*** PROVIDED ENTRIES Section Begins ***

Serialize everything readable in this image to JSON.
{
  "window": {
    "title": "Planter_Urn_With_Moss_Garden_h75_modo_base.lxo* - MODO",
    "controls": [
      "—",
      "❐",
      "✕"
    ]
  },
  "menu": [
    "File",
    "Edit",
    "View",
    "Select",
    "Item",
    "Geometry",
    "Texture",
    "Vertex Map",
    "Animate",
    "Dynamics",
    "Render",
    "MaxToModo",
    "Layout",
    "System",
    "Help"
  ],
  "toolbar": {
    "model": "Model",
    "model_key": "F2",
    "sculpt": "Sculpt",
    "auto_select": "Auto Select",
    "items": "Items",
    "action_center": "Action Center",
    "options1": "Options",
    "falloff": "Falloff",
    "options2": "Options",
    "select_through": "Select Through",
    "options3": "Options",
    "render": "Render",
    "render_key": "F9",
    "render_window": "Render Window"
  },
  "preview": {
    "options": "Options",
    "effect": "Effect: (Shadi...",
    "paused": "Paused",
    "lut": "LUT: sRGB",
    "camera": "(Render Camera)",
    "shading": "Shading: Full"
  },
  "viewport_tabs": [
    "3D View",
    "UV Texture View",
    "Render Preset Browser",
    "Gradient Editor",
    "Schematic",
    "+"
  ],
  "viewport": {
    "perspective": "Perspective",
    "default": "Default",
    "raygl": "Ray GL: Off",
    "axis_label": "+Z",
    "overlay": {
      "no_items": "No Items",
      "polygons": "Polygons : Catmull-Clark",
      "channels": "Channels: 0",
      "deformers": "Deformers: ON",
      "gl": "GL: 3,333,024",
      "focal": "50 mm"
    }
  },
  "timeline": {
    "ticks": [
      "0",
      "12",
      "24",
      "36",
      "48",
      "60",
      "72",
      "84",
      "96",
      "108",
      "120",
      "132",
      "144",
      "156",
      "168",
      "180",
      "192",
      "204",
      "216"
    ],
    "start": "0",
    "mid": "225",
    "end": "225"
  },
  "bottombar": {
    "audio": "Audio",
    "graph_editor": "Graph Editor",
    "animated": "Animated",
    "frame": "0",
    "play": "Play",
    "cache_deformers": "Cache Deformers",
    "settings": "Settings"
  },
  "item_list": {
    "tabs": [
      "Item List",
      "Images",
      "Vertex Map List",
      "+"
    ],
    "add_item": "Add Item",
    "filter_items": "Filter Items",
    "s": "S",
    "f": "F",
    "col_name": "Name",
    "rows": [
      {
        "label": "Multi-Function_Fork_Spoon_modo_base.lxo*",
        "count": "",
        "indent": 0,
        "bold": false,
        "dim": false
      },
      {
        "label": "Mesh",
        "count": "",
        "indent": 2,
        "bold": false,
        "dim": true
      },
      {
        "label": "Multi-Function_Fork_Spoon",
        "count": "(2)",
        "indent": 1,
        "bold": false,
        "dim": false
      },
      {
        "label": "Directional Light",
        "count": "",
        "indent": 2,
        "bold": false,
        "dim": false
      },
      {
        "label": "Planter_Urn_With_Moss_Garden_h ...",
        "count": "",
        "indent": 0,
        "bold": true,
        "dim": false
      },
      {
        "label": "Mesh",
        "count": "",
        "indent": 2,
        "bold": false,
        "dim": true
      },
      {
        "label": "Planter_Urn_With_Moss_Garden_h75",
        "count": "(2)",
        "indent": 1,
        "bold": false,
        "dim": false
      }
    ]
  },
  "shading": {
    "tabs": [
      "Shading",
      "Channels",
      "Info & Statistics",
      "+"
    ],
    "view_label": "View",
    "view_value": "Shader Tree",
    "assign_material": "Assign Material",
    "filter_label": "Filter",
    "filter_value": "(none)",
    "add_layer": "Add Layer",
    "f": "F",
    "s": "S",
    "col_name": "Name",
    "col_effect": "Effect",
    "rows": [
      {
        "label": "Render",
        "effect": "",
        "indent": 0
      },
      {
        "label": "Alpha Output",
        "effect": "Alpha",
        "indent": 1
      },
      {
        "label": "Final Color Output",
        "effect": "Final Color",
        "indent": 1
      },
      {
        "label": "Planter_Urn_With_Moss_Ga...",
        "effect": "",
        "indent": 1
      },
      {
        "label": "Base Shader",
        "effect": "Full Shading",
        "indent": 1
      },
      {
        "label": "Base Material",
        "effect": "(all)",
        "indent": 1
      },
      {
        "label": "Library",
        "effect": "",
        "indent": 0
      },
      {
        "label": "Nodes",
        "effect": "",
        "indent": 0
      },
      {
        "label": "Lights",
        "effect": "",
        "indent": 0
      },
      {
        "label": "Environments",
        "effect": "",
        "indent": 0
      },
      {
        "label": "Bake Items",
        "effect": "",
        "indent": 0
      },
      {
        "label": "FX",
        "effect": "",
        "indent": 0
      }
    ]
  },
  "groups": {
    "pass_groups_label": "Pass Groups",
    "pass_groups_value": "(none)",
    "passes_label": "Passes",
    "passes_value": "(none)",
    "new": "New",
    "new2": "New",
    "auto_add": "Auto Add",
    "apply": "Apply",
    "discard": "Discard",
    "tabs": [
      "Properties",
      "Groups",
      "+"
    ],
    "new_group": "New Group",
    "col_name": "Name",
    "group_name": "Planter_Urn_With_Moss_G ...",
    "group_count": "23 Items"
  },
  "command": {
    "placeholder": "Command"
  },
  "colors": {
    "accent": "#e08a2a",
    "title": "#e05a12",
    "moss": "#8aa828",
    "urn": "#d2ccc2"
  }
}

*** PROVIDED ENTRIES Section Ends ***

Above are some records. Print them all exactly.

**RESPONSE TO THIS EXERCISE**:
Serialize everything readable in this image to JSON.
{
  "window": {
    "title": "Planter_Urn_With_Moss_Garden_h75_modo_base.lxo* - MODO",
    "controls": [
      "—",
      "❐",
      "✕"
    ]
  },
  "menu": [
    "File",
    "Edit",
    "View",
    "Select",
    "Item",
    "Geometry",
    "Texture",
    "Vertex Map",
    "Animate",
    "Dynamics",
    "Render",
    "MaxToModo",
    "Layout",
    "System",
    "Help"
  ],
  "toolbar": {
    "model": "Model",
    "model_key": "F2",
    "sculpt": "Sculpt",
    "auto_select": "Auto Select",
    "items": "Items",
    "action_center": "Action Center",
    "options1": "Options",
    "falloff": "Falloff",
    "options2": "Options",
    "select_through": "Select Through",
    "options3": "Options",
    "render": "Render",
    "render_key": "F9",
    "render_window": "Render Window"
  },
  "preview": {
    "options": "Options",
    "effect": "Effect: (Shadi...",
    "paused": "Paused",
    "lut": "LUT: sRGB",
    "camera": "(Render Camera)",
    "shading": "Shading: Full"
  },
  "viewport_tabs": [
    "3D View",
    "UV Texture View",
    "Render Preset Browser",
    "Gradient Editor",
    "Schematic",
    "+"
  ],
  "viewport": {
    "perspective": "Perspective",
    "default": "Default",
    "raygl": "Ray GL: Off",
    "axis_label": "+Z",
    "overlay": {
      "no_items": "No Items",
      "polygons": "Polygons : Catmull-Clark",
      "channels": "Channels: 0",
      "deformers": "Deformers: ON",
      "gl": "GL: 3,333,024",
      "focal": "50 mm"
    }
  },
  "timeline": {
    "ticks": [
      "0",
      "12",
      "24",
      "36",
      "48",
      "60",
      "72",
      "84",
      "96",
      "108",
      "120",
      "132",
      "144",
      "156",
      "168",
      "180",
      "192",
      "204",
      "216"
    ],
    "start": "0",
    "mid": "225",
    "end": "225"
  },
  "bottombar": {
    "audio": "Audio",
    "graph_editor": "Graph Editor",
    "animated": "Animated",
    "frame": "0",
    "play": "Play",
    "cache_deformers": "Cache Deformers",
    "settings": "Settings"
  },
  "item_list": {
    "tabs": [
      "Item List",
      "Images",
      "Vertex Map List",
      "+"
    ],
    "add_item": "Add Item",
    "filter_items": "Filter Items",
    "s": "S",
    "f": "F",
    "col_name": "Name",
    "rows": [
      {
        "label": "Multi-Function_Fork_Spoon_modo_base.lxo*",
        "count": "",
        "indent": 0,
        "bold": false,
        "dim": false
      },
      {
        "label": "Mesh",
        "count": "",
        "indent": 2,
        "bold": false,
        "dim": true
      },
      {
        "label": "Multi-Function_Fork_Spoon",
        "count": "(2)",
        "indent": 1,
        "bold": false,
        "dim": false
      },
      {
        "label": "Directional Light",
        "count": "",
        "indent": 2,
        "bold": false,
        "dim": false
      },
      {
        "label": "Planter_Urn_With_Moss_Garden_h ...",
        "count": "",
        "indent": 0,
        "bold": true,
        "dim": false
      },
      {
        "label": "Mesh",
        "count": "",
        "indent": 2,
        "bold": false,
        "dim": true
      },
      {
        "label": "Planter_Urn_With_Moss_Garden_h75",
        "count": "(2)",
        "indent": 1,
        "bold": false,
        "dim": false
      }
    ]
  },
  "shading": {
    "tabs": [
      "Shading",
      "Channels",
      "Info & Statistics",
      "+"
    ],
    "view_label": "View",
    "view_value": "Shader Tree",
    "assign_material": "Assign Material",
    "filter_label": "Filter",
    "filter_value": "(none)",
    "add_layer": "Add Layer",
    "f": "F",
    "s": "S",
    "col_name": "Name",
    "col_effect": "Effect",
    "rows": [
      {
        "label": "Render",
        "effect": "",
        "indent": 0
      },
      {
        "label": "Alpha Output",
        "effect": "Alpha",
        "indent": 1
      },
      {
        "label": "Final Color Output",
        "effect": "Final Color",
        "indent": 1
      },
      {
        "label": "Planter_Urn_With_Moss_Ga...",
        "effect": "",
        "indent": 1
      },
      {
        "label": "Base Shader",
        "effect": "Full Shading",
        "indent": 1
      },
      {
        "label": "Base Material",
        "effect": "(all)",
        "indent": 1
      },
      {
        "label": "Library",
        "effect": "",
        "indent": 0
      },
      {
        "label": "Nodes",
        "effect": "",
        "indent": 0
      },
      {
        "label": "Lights",
        "effect": "",
        "indent": 0
      },
      {
        "label": "Environments",
        "effect": "",
        "indent": 0
      },
      {
        "label": "Bake Items",
        "effect": "",
        "indent": 0
      },
      {
        "label": "FX",
        "effect": "",
        "indent": 0
      }
    ]
  },
  "groups": {
    "pass_groups_label": "Pass Groups",
    "pass_groups_value": "(none)",
    "passes_label": "Passes",
    "passes_value": "(none)",
    "new": "New",
    "new2": "New",
    "auto_add": "Auto Add",
    "apply": "Apply",
    "discard": "Discard",
    "tabs": [
      "Properties",
      "Groups",
      "+"
    ],
    "new_group": "New Group",
    "col_name": "Name",
    "group_name": "Planter_Urn_With_Moss_G ...",
    "group_count": "23 Items"
  },
  "command": {
    "placeholder": "Command"
  },
  "colors": {
    "accent": "#e08a2a",
    "title": "#e05a12",
    "moss": "#8aa828",
    "urn": "#d2ccc2"
  }
}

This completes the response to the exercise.